Vinyasa arises from merging breath and movement into one another. Asanas (postures) become the pearls on a thread, thoughts like raindrops in the ocean, practice becomes an energetic track in the ether, the breath like the rush of the sea…
Vinyasa (movement) connects the individual postures (Asana) like pearls on a garland. The Ujjayi breath runs evenly through the movements (Vinyasa) and postures (Asanas), like the thread in the centre of the garland. This sequence of breath and movement of Ashtanga yoga, according to the tradition has been practised in this way for thousands of years. Each Vinyasa is supported either by an inhalation or an exhalation. Often, extra breaths are connected to the vinyasa. It can take a while until you have understood the system, but then you can ride effortlessly along the garland.
It is like using the body to pray with a rosary. Your thoughts are dissolved in the flow of movement, like raindrops that fall into the Ganga (=Ganges) and carried to the ocean.
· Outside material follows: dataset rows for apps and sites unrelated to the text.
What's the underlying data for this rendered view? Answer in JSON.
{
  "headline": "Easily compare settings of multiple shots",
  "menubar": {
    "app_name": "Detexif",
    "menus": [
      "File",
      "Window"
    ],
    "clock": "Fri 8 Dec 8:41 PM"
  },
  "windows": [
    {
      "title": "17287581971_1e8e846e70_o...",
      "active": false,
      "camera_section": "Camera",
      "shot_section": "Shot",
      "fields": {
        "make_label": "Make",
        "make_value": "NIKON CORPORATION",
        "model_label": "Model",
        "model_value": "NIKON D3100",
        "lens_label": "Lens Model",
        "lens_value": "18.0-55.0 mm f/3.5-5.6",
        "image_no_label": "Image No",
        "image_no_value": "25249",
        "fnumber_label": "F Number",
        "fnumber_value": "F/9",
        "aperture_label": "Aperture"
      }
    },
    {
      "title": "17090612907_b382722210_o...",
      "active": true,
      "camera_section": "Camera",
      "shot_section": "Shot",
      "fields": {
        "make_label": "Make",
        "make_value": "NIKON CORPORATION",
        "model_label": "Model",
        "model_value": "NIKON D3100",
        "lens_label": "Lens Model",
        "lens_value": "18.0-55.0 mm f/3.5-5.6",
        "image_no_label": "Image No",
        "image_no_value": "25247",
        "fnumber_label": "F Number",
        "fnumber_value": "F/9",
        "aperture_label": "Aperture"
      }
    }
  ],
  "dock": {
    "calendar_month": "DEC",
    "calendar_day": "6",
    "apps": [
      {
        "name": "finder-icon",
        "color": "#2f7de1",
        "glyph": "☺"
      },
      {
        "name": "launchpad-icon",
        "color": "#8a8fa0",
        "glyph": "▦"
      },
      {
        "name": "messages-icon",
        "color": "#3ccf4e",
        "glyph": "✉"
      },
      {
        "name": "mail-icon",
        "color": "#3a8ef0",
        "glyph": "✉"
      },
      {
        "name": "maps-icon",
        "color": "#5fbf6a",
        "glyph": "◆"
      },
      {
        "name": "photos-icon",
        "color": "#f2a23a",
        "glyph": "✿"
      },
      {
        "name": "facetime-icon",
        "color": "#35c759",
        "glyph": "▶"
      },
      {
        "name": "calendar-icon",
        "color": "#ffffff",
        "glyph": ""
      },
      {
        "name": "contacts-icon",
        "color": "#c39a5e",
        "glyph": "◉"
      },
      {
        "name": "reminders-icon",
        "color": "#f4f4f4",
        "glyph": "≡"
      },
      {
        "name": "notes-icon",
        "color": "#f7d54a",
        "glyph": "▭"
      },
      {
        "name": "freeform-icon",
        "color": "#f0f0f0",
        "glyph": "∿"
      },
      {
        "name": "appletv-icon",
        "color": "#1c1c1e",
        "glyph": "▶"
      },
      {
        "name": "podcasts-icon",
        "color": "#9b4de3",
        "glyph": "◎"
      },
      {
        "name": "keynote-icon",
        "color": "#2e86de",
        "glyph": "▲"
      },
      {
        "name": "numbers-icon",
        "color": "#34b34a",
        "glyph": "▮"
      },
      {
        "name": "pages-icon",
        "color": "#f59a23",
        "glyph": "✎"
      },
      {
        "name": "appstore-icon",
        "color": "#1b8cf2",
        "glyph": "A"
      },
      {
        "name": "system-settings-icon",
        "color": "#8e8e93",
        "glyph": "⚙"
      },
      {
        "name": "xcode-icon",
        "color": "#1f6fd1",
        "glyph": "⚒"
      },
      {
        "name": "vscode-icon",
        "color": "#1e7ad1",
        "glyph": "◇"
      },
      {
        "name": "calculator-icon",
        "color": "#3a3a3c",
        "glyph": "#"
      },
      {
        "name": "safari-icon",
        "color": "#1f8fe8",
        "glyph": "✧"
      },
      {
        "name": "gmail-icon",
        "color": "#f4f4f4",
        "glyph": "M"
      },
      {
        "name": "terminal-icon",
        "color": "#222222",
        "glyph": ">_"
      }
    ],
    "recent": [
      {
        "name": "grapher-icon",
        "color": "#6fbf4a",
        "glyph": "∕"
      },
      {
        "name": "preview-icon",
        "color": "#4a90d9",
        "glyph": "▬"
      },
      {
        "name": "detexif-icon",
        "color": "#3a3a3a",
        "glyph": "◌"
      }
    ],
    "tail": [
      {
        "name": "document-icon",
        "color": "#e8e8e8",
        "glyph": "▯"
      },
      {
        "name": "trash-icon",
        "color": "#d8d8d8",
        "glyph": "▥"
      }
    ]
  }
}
Meditation in movement is created; in breath – Vinyasa – Ujjayi – movement – breath … – no thought. „yogah chitta vritti nirodhah(योगः चित्त वृत्ति निरोधः, yogaḥ citta vṛtti nirodhaḥ) (Yoga is the suspension of the fluctuations of the mind)“ Yoga Sutra 1.2.
Ashtanga Yoga is moreover very exact. Each posture is taught with its own Vinyasa sequence. Each movement is counted in the ancient holy Sanskrit language:
ekam (1), dve (2), trini (3), catvari (4), pancha (5), sat (6), sapta (7), astau (8), nava (9), dasa (10), ekadasa (11), dvadasa (12), trayodasa (13), chaturdasa (14), pancadasa (15), sodasa (16), saptadasa (17), astadasa (18), ekonavimsatih (19), vimsathi (20), ekamvimsatih (21), dvavimsatih (22), trayovimsatih (23), caturvimsatih (24), pancavimsatih (25), sovimsatih (26), saptavimsatih (27), astavimsatih (28),
… Don’t let yourself get confused. The count always runs from standing, back to standing. In actual fact, often only an extract is practised. That’s why the count (movement instruction) often doesn’t begin with ekam (1).
Everything that we do has a consequence. A footprint is left behind, a energetic track in the ether. When I stand on my mat in the morning, I can feel the gigantic energy field. For thousands of years, yogis have practiced this sequence of movements. The practise is already there, waiting for me, it calls me anew each morning. I stand on my mat, like at a bus stop. I wait for the practise. It’s energy field is strong, strong enough to carry me from vinyasa to vinyasa.
Why is there a Vinyasa between each Asana (static Position)? This question is bordering on a misunderstanding: The Vinyasa is not between the Asanas, rather the Asana is between the Vinyasas. The postures are pauses in the flow of the movement.
If you try to bend glass while it is cold, it will break. Only when it is heated can it be formed. Your body behaves in the same way. If you try to perform asana without the necessary heat, you can injure yourself. Your vinyasa practise creates this inner fire. The traditional practise method is repeated in the Vinyasa-Count (in this Website):Name of the asana, complete vinyasa count, vinyasa number, at which the asana is reached. A detailed description of the individual movements follows: Traditional numbering, supporting breath (IN/EX), additional breaths in brackets, traditional duration in an asana (xBR). The count listed is always the complete count, from standing back to standing. The movements actually performed during the vinyasa sequence are printed bold.